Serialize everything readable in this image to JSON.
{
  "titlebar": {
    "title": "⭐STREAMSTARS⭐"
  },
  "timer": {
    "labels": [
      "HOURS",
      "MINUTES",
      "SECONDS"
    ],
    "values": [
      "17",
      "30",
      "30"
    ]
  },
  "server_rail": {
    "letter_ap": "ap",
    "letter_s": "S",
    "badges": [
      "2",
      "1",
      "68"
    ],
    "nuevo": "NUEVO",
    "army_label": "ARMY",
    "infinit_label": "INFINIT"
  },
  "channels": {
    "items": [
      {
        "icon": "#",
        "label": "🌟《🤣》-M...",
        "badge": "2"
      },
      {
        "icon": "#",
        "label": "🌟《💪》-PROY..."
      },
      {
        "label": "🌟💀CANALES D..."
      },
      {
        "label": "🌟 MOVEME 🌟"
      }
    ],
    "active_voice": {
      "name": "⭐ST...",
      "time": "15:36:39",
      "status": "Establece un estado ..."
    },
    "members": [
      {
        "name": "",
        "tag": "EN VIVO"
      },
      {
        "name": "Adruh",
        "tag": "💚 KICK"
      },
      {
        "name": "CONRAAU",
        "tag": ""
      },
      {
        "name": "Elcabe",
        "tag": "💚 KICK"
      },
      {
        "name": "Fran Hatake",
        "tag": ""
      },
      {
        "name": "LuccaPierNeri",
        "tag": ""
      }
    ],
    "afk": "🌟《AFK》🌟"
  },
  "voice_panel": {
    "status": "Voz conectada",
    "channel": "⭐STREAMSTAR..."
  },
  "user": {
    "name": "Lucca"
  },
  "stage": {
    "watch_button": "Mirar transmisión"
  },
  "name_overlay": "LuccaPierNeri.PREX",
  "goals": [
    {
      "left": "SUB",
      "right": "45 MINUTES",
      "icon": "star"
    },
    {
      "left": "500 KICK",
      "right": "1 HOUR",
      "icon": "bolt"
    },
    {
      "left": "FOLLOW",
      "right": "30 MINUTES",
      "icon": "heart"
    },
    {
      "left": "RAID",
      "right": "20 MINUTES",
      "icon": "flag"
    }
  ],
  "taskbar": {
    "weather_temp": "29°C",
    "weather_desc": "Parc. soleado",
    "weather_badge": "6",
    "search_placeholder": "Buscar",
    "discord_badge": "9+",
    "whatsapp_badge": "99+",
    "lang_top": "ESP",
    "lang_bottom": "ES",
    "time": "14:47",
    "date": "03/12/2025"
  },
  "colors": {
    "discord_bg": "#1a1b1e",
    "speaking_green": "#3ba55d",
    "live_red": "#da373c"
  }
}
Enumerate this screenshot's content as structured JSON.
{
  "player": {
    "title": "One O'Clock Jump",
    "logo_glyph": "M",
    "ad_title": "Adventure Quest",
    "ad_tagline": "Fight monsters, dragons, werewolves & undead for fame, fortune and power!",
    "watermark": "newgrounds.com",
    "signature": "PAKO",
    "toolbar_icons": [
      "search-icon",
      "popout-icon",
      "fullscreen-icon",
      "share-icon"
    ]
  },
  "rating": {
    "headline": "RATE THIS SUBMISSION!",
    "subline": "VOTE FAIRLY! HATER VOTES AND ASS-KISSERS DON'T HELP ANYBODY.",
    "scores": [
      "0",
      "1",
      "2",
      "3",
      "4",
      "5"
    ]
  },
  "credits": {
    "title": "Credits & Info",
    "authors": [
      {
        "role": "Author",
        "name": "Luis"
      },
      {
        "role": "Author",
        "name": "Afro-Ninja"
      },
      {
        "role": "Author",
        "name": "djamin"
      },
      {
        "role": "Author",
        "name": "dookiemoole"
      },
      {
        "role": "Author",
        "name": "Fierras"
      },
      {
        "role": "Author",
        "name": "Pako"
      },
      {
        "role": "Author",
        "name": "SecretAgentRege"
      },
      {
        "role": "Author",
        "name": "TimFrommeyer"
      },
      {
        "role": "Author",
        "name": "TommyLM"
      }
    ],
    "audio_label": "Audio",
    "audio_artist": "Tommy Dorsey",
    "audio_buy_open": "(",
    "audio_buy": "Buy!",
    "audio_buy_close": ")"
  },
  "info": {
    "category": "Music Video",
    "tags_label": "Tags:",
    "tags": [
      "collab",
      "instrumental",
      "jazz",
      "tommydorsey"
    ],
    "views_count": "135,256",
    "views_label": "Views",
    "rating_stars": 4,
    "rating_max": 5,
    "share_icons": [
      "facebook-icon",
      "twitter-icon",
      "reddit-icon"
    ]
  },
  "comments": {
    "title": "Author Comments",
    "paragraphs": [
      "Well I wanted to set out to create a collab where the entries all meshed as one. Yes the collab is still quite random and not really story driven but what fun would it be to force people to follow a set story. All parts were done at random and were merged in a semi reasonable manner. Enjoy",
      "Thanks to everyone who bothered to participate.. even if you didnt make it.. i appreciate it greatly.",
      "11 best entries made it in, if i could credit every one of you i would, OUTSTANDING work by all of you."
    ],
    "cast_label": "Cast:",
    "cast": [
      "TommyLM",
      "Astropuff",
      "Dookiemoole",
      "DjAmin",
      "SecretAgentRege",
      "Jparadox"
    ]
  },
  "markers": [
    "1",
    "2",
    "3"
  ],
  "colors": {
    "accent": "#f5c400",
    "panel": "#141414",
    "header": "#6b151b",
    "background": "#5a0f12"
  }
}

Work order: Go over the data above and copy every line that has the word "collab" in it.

Answer below:
      "collab",
      "Well I wanted to set out to create a collab where the entries all meshed as one. Yes the collab is still quite random and not really story driven but what fun would it be to force people to follow a set story. All parts were done at random and were merged in a semi reasonable manner. Enjoy",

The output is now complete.